During my competitive cross-country running days it wasn’t uncommon for me to run five miles at five o’clock in the morning and another nine miles at nine o’clock at night, five days a week. I was competitive. I wanted to win races. And I was smart enough to know that if I dedicated myself to extra training, while my opponents were lounging or socializing, I would often be one step ahead of them when we crossed the finish line.
When I first started these early-morning and late-night runs, the experience was pretty overwhelming. My body didn’t want to cooperate—it ached and cramped up. My mind resisted—it came up with a laundry list of excuses. And I found that the only way to consistently endure the extra training was to disassociate my mind from my body, putting my mind somewhere else while my body ran.

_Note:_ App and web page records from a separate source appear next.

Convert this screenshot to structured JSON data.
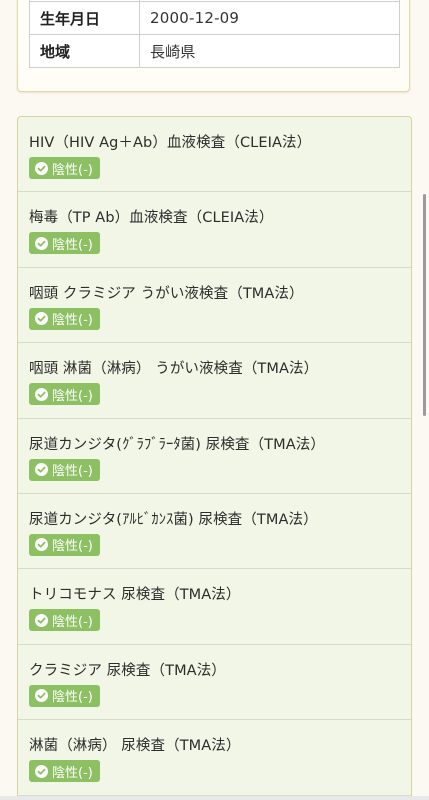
{
  "profile": {
    "rows": [
      {
        "label": "",
        "value": ""
      },
      {
        "label": "生年月日",
        "value": "2000-12-09"
      },
      {
        "label": "地域",
        "value": "長崎県"
      }
    ]
  },
  "results": [
    {
      "name": "HIV（HIV Ag＋Ab）血液検査（CLEIA法）",
      "status": "陰性(-)",
      "icon": "check-circle-icon"
    },
    {
      "name": "梅毒（TP Ab）血液検査（CLEIA法）",
      "status": "陰性(-)",
      "icon": "check-circle-icon"
    },
    {
      "name": "咽頭 クラミジア うがい液検査（TMA法）",
      "status": "陰性(-)",
      "icon": "check-circle-icon"
    },
    {
      "name": "咽頭 淋菌（淋病） うがい液検査（TMA法）",
      "status": "陰性(-)",
      "icon": "check-circle-icon"
    },
    {
      "name": "尿道カンジタ(ｸﾞﾗﾌﾞﾗｰﾀ菌) 尿検査（TMA法）",
      "status": "陰性(-)",
      "icon": "check-circle-icon"
    },
    {
      "name": "尿道カンジタ(ｱﾙﾋﾞｶﾝｽ菌) 尿検査（TMA法）",
      "status": "陰性(-)",
      "icon": "check-circle-icon"
    },
    {
      "name": "トリコモナス 尿検査（TMA法）",
      "status": "陰性(-)",
      "icon": "check-circle-icon"
    },
    {
      "name": "クラミジア 尿検査（TMA法）",
      "status": "陰性(-)",
      "icon": "check-circle-icon"
    },
    {
      "name": "淋菌（淋病） 尿検査（TMA法）",
      "status": "陰性(-)",
      "icon": "check-circle-icon"
    }
  ],
  "colors": {
    "badge_negative": "#8cc063",
    "list_background": "#f1f6e6",
    "card_border": "#d9d2a6"
  }
}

Over time, I became quite proficient at doing this. I got so good at it, in fact, that I actually looked forward to running. Because when I ran, my mind was clear, my body was in rhythm, and I was at peace with the world… especially when nobody else was around. In the midst of what appeared to be a strenuous workout, both my mind and body were in soothingly tranquil states of being… similar to that of a deep meditation.

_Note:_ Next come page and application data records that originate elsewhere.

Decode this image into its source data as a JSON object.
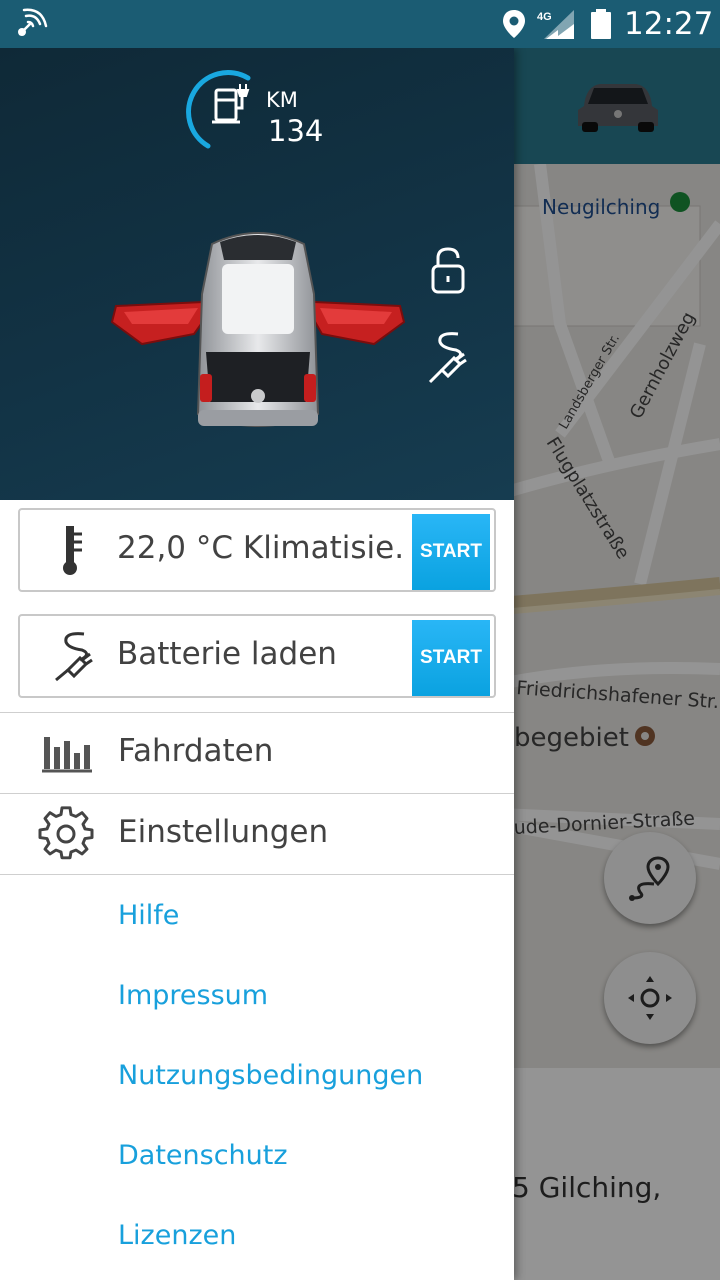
{
  "status_bar": {
    "time": "12:27",
    "network": "4G"
  },
  "drawer": {
    "range": {
      "label": "KM",
      "value": "134"
    },
    "climate": {
      "label": "22,0 °C Klimatisie..",
      "button": "START"
    },
    "battery": {
      "label": "Batterie laden",
      "button": "START"
    },
    "menu": {
      "fahrdaten": "Fahrdaten",
      "einstellungen": "Einstellungen"
    },
    "links": {
      "hilfe": "Hilfe",
      "impressum": "Impressum",
      "nutzungsbedingungen": "Nutzungsbedingungen",
      "datenschutz": "Datenschutz",
      "lizenzen": "Lizenzen"
    }
  },
  "map": {
    "labels": {
      "station": "Neugilching",
      "landsberger": "Landsberger Str.",
      "gernholzweg": "Gernholzweg",
      "flugplatz": "Flugplatzstraße",
      "friedrichshafener": "Friedrichshafener Str.",
      "gewerbe": "begebiet",
      "dornier": "ude-Dornier-Straße"
    },
    "address": "5 Gilching,"
  },
  "colors": {
    "accent": "#18a0dc",
    "header": "#123345",
    "statusbar": "#1b5c73",
    "start_button": "#29b6f6"
  }
}
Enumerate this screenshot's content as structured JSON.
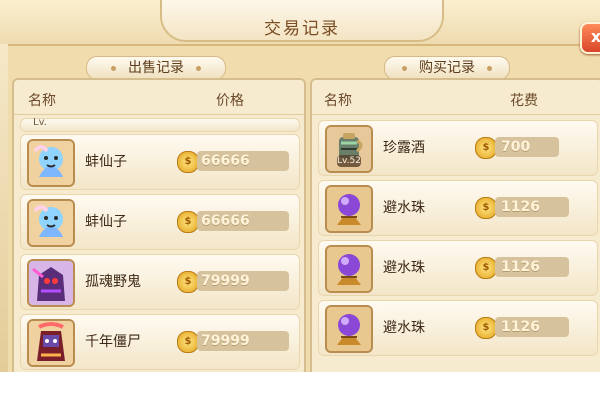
{
  "title": "交易记录",
  "close_label": "x",
  "sell": {
    "pill": "出售记录",
    "col_name": "名称",
    "col_price": "价格",
    "partial_level": "Lv.",
    "items": [
      {
        "name": "蚌仙子",
        "price": "66666",
        "icon": "mermaid-fairy-icon"
      },
      {
        "name": "蚌仙子",
        "price": "66666",
        "icon": "mermaid-fairy-icon"
      },
      {
        "name": "孤魂野鬼",
        "price": "79999",
        "icon": "ghost-warrior-icon"
      },
      {
        "name": "千年僵尸",
        "price": "79999",
        "icon": "zombie-warrior-icon"
      }
    ]
  },
  "buy": {
    "pill": "购买记录",
    "col_name": "名称",
    "col_cost": "花费",
    "items": [
      {
        "name": "珍露酒",
        "price": "700",
        "icon": "wine-jug-icon",
        "level": "Lv.52"
      },
      {
        "name": "避水珠",
        "price": "1126",
        "icon": "purple-orb-icon"
      },
      {
        "name": "避水珠",
        "price": "1126",
        "icon": "purple-orb-icon"
      },
      {
        "name": "避水珠",
        "price": "1126",
        "icon": "purple-orb-icon"
      }
    ]
  },
  "colors": {
    "panel_bg": "#f7ebcf",
    "row_bg": "#fffaf1",
    "price_bar": "#d6c29d",
    "coin": "#f1bf2d",
    "close_button": "#e05a38"
  }
}
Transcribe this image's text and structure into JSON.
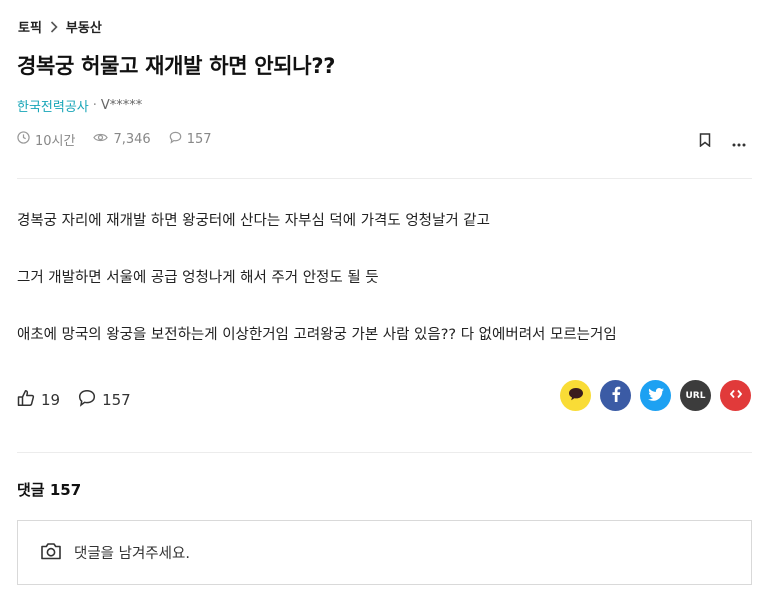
{
  "breadcrumb": {
    "topic": "토픽",
    "category": "부동산"
  },
  "post": {
    "title": "경복궁 허물고 재개발 하면 안되나??",
    "company": "한국전력공사",
    "separator": "·",
    "nickname": "V*****",
    "time": "10시간",
    "views": "7,346",
    "comment_count": "157",
    "body": [
      "경복궁 자리에 재개발 하면 왕궁터에 산다는 자부심 덕에 가격도 엉청날거 같고",
      "그거 개발하면 서울에 공급 엉청나게 해서 주거 안정도 될 듯",
      "애초에 망국의 왕궁을 보전하는게 이상한거임 고려왕궁 가본 사람 있음?? 다 없에버려서 모르는거임"
    ],
    "likes": "19",
    "comments": "157"
  },
  "share": {
    "url_label": "URL"
  },
  "comments_section": {
    "heading": "댓글 157",
    "placeholder": "댓글을 남겨주세요."
  },
  "colors": {
    "accent": "#19a6b8",
    "kakao": "#f9dc36",
    "facebook": "#3b5ba5",
    "twitter": "#1da1f2",
    "url": "#3c3c3c",
    "embed": "#e13a3a"
  }
}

I don’t compete in races anymore, but I still run a few miles almost every day. And even though I have a flexible work schedule now, I typically still run in the wee hours of the morning or fairly late at night. Since my friends and family know I have a flexible schedule, most of them say I’m “weird” for running at such odd hours. I’ve tried to explain to them why I do it, and how it soothes my mind and body. But they can’t relate. So, I’m still just a “weirdo” in their eyes.
Last night, after a long flight into San Diego to finalize some preparations for next month’s Think Better Live Better conference, I went running on the Pacific Beach boardwalk at 11:30 P.M. It was calm and quiet out—just the way I like it. I was about three miles into my run when a peculiar looking woman sitting on the boardwalk’s barrier wall shouted, “Hey, you!” and then waved me down. My first inclination was to just ignore her and continue running. But my curiosity got the best of me. So I stopped.
The woman was [Read more…]